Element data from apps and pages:

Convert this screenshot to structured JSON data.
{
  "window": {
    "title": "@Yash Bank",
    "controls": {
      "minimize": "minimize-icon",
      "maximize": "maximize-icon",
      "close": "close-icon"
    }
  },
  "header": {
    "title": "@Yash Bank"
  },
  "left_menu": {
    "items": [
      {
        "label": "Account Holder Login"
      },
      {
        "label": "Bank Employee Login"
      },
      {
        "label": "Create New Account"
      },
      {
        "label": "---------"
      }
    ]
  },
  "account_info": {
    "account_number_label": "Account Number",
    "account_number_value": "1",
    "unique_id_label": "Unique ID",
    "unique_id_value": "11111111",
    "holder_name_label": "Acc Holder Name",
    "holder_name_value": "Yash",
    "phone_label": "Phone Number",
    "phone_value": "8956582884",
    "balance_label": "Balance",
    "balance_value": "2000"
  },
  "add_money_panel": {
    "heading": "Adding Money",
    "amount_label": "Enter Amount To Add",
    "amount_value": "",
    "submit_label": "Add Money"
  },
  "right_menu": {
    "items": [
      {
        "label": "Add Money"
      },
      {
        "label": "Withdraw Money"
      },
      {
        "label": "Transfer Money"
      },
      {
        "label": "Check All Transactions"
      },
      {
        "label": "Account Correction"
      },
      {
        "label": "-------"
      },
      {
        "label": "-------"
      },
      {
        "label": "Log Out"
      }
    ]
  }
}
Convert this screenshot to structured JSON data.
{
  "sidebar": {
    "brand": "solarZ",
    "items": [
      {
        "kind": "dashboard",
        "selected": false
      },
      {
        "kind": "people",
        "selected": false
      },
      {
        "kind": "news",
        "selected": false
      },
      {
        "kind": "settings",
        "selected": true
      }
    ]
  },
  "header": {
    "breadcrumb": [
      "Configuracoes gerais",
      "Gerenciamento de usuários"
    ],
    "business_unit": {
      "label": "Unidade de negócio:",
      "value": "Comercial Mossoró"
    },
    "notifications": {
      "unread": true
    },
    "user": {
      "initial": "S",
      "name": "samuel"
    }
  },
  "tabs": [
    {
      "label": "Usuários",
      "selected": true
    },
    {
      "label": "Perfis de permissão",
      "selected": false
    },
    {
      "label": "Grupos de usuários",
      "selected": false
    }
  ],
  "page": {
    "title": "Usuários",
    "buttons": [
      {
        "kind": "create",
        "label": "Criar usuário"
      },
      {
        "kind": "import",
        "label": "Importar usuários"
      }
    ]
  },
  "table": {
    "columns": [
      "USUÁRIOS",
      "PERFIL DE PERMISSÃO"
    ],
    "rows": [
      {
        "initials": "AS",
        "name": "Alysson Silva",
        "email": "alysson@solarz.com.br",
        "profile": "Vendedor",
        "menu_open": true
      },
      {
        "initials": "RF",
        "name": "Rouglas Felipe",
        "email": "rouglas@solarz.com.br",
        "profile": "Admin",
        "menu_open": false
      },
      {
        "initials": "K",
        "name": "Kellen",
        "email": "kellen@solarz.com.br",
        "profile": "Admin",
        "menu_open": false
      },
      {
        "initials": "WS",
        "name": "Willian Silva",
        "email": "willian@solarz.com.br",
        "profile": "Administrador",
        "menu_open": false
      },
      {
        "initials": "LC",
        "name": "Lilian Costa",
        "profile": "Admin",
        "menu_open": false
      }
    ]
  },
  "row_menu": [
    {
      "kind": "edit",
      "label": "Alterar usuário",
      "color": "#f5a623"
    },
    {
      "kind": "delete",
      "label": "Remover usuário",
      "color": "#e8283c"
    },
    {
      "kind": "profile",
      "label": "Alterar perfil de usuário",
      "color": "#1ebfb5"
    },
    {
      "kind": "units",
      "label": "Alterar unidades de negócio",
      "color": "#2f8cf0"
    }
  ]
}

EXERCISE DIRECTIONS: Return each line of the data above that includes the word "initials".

PROBLEM SOLUTION:
        "initials": "AS",
        "initials": "RF",
        "initials": "K",
        "initials": "WS",
        "initials": "LC",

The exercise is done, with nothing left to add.